The Native Americans were the first to recognize the sap as a source of energy and nutrition. They would make V-shaped incisions in the trees, then would insert reeds or concave pieces of bark to run the sap into buckets made from birch bark.
The first white settlers and fur traders introduced wooden buckets to the process, as well as iron and copper kettles.
In the early days of colonization, it was Canada’s First Nations peoples who showed French settlers how to tap the trunk of a tree just the right moment of Spring, harvest the sap and boil it to evaporate some of the water.
This custom quickly became an integral part of colony life and during the 17th and 18th centuries, syrup was a major source of high quality pure sugar.
Later, however, they would learn to bore holes in the trees and hang their buckets on home-made spouts.
At our farm, the maple sap is collected in buckets and by way of an intricate network of pipeline that brings sap from the tree to the holding tanks and processing area.
At Cassburn Sweets, the maple sap is collected in buckets and then, an intricate network of pipeline brings sap from the tree to our holding tanks and processing area.
The sap, which comes out of the tree with a sugar content of approximately two brix, is boiled until it reaches between 66 brix and 67.5 brix of sugar content. By boiling the sap, the evaporation process reduces it to the sweet syrup everyone loves. It takes approximately 40 litres of maple sap to make 1 litre of maple syrup. Maple syrup is a completely natural product, full of minerals and plant proteins, with no additives.

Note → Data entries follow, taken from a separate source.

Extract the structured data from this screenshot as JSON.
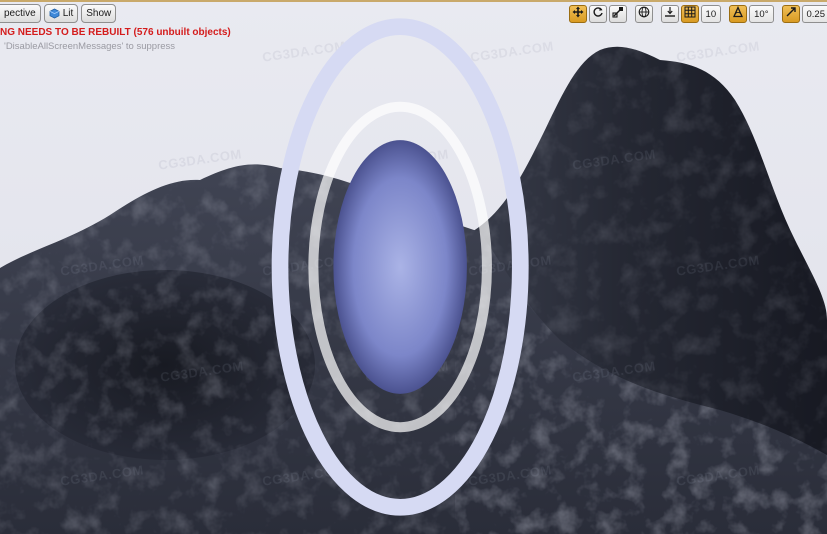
{
  "toolbar_left": {
    "perspective_label": "pective",
    "lit_label": "Lit",
    "show_label": "Show"
  },
  "messages": {
    "error": "NG NEEDS TO BE REBUILT (576 unbuilt objects)",
    "hint": "'DisableAllScreenMessages' to suppress"
  },
  "toolbar_right": {
    "icons": [
      "move-icon",
      "rotate-icon",
      "scale-icon",
      "world-icon",
      "surface-snap-icon",
      "grid-snap-icon",
      "angle-snap-icon",
      "scale-snap-icon"
    ],
    "grid_snap_value": "10",
    "angle_snap_value": "10°",
    "scale_snap_value": "0.25"
  },
  "watermark_text": "CG3DA.COM",
  "colors": {
    "accent": "#e0a83a",
    "error_text": "#d41c1c",
    "sky": "#e6e7ee",
    "terrain": "#2b2e3a"
  }
}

Much research is currently underway to determine the benefits of this natural sweetener and flavour enhancing product to human health.
We also process the maple syrup into other products such as maple candies, maple butter and maple sugar.